### WHAT THE TASK REQUIRES
Print the data exactly as it is given, please.

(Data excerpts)
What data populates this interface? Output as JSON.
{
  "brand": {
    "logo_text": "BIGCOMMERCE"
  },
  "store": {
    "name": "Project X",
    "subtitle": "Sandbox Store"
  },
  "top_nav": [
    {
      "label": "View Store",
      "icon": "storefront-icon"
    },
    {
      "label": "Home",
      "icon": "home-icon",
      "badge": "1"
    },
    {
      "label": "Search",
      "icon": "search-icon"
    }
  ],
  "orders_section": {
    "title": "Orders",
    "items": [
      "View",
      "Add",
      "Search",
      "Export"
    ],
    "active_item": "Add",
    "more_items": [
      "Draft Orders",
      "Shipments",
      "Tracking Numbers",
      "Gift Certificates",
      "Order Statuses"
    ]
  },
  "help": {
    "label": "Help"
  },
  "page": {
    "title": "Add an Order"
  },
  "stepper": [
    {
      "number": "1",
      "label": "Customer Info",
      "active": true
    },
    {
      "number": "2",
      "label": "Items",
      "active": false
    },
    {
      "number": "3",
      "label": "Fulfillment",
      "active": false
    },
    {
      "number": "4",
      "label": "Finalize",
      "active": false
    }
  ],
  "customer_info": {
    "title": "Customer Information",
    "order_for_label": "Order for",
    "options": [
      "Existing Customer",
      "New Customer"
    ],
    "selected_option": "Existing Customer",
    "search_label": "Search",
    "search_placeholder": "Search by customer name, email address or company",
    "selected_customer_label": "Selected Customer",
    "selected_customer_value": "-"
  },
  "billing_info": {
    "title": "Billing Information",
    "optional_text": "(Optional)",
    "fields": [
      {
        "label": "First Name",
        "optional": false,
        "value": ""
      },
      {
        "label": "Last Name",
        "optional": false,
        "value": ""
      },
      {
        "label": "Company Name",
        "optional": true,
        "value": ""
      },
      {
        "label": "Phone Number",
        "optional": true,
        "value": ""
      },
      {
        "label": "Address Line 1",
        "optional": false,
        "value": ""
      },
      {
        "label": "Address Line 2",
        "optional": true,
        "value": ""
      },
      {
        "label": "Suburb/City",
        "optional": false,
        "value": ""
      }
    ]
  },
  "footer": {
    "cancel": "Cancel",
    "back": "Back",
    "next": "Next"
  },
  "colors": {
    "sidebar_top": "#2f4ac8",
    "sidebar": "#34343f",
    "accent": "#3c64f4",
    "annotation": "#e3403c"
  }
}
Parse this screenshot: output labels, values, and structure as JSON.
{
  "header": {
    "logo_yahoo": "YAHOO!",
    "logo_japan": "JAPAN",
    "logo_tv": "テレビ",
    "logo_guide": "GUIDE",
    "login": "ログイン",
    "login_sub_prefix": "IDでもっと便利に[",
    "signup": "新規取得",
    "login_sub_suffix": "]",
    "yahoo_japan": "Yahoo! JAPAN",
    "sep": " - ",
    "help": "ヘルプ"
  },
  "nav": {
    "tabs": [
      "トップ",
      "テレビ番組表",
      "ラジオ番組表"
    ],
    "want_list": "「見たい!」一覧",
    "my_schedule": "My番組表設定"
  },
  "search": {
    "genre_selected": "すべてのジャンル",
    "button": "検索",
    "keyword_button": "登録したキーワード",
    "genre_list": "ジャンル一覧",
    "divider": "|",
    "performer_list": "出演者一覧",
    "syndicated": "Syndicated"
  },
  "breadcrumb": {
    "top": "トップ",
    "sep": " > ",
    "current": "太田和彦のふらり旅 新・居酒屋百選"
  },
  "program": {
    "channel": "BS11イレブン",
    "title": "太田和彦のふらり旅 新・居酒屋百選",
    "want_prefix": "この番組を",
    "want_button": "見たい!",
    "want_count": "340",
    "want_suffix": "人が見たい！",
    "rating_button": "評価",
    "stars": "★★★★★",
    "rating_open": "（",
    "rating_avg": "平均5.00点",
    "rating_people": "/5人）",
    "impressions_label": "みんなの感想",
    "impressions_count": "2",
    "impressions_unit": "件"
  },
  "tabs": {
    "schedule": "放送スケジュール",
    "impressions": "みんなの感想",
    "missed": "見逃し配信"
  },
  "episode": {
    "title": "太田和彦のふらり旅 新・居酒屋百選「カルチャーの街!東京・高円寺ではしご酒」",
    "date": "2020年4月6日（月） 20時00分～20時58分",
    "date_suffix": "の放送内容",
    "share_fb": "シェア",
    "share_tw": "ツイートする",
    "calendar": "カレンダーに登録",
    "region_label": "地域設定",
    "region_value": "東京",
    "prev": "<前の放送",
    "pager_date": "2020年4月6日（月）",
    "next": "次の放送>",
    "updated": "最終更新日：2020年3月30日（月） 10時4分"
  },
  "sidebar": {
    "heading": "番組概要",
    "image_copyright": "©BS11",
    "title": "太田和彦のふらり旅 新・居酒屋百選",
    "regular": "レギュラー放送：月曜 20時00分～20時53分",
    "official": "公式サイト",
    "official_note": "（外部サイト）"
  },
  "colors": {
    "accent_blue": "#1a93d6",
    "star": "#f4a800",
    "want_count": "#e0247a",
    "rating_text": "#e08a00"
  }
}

### RESULT
What data populates this interface? Output as JSON.
{
  "brand": {
    "logo_text": "BIGCOMMERCE"
  },
  "store": {
    "name": "Project X",
    "subtitle": "Sandbox Store"
  },
  "top_nav": [
    {
      "label": "View Store",
      "icon": "storefront-icon"
    },
    {
      "label": "Home",
      "icon": "home-icon",
      "badge": "1"
    },
    {
      "label": "Search",
      "icon": "search-icon"
    }
  ],
  "orders_section": {
    "title": "Orders",
    "items": [
      "View",
      "Add",
      "Search",
      "Export"
    ],
    "active_item": "Add",
    "more_items": [
      "Draft Orders",
      "Shipments",
      "Tracking Numbers",
      "Gift Certificates",
      "Order Statuses"
    ]
  },
  "help": {
    "label": "Help"
  },
  "page": {
    "title": "Add an Order"
  },
  "stepper": [
    {
      "number": "1",
      "label": "Customer Info",
      "active": true
    },
    {
      "number": "2",
      "label": "Items",
      "active": false
    },
    {
      "number": "3",
      "label": "Fulfillment",
      "active": false
    },
    {
      "number": "4",
      "label": "Finalize",
      "active": false
    }
  ],
  "customer_info": {
    "title": "Customer Information",
    "order_for_label": "Order for",
    "options": [
      "Existing Customer",
      "New Customer"
    ],
    "selected_option": "Existing Customer",
    "search_label": "Search",
    "search_placeholder": "Search by customer name, email address or company",
    "selected_customer_label": "Selected Customer",
    "selected_customer_value": "-"
  },
  "billing_info": {
    "title": "Billing Information",
    "optional_text": "(Optional)",
    "fields": [
      {
        "label": "First Name",
        "optional": false,
        "value": ""
      },
      {
        "label": "Last Name",
        "optional": false,
        "value": ""
      },
      {
        "label": "Company Name",
        "optional": true,
        "value": ""
      },
      {
        "label": "Phone Number",
        "optional": true,
        "value": ""
      },
      {
        "label": "Address Line 1",
        "optional": false,
        "value": ""
      },
      {
        "label": "Address Line 2",
        "optional": true,
        "value": ""
      },
      {
        "label": "Suburb/City",
        "optional": false,
        "value": ""
      }
    ]
  },
  "footer": {
    "cancel": "Cancel",
    "back": "Back",
    "next": "Next"
  },
  "colors": {
    "sidebar_top": "#2f4ac8",
    "sidebar": "#34343f",
    "accent": "#3c64f4",
    "annotation": "#e3403c"
  }
}
Parse this screenshot: output labels, values, and structure as JSON.
{
  "header": {
    "logo_yahoo": "YAHOO!",
    "logo_japan": "JAPAN",
    "logo_tv": "テレビ",
    "logo_guide": "GUIDE",
    "login": "ログイン",
    "login_sub_prefix": "IDでもっと便利に[",
    "signup": "新規取得",
    "login_sub_suffix": "]",
    "yahoo_japan": "Yahoo! JAPAN",
    "sep": " - ",
    "help": "ヘルプ"
  },
  "nav": {
    "tabs": [
      "トップ",
      "テレビ番組表",
      "ラジオ番組表"
    ],
    "want_list": "「見たい!」一覧",
    "my_schedule": "My番組表設定"
  },
  "search": {
    "genre_selected": "すべてのジャンル",
    "button": "検索",
    "keyword_button": "登録したキーワード",
    "genre_list": "ジャンル一覧",
    "divider": "|",
    "performer_list": "出演者一覧",
    "syndicated": "Syndicated"
  },
  "breadcrumb": {
    "top": "トップ",
    "sep": " > ",
    "current": "太田和彦のふらり旅 新・居酒屋百選"
  },
  "program": {
    "channel": "BS11イレブン",
    "title": "太田和彦のふらり旅 新・居酒屋百選",
    "want_prefix": "この番組を",
    "want_button": "見たい!",
    "want_count": "340",
    "want_suffix": "人が見たい！",
    "rating_button": "評価",
    "stars": "★★★★★",
    "rating_open": "（",
    "rating_avg": "平均5.00点",
    "rating_people": "/5人）",
    "impressions_label": "みんなの感想",
    "impressions_count": "2",
    "impressions_unit": "件"
  },
  "tabs": {
    "schedule": "放送スケジュール",
    "impressions": "みんなの感想",
    "missed": "見逃し配信"
  },
  "episode": {
    "title": "太田和彦のふらり旅 新・居酒屋百選「カルチャーの街!東京・高円寺ではしご酒」",
    "date": "2020年4月6日（月） 20時00分～20時58分",
    "date_suffix": "の放送内容",
    "share_fb": "シェア",
    "share_tw": "ツイートする",
    "calendar": "カレンダーに登録",
    "region_label": "地域設定",
    "region_value": "東京",
    "prev": "<前の放送",
    "pager_date": "2020年4月6日（月）",
    "next": "次の放送>",
    "updated": "最終更新日：2020年3月30日（月） 10時4分"
  },
  "sidebar": {
    "heading": "番組概要",
    "image_copyright": "©BS11",
    "title": "太田和彦のふらり旅 新・居酒屋百選",
    "regular": "レギュラー放送：月曜 20時00分～20時53分",
    "official": "公式サイト",
    "official_note": "（外部サイト）"
  },
  "colors": {
    "accent_blue": "#1a93d6",
    "star": "#f4a800",
    "want_count": "#e0247a",
    "rating_text": "#e08a00"
  }
}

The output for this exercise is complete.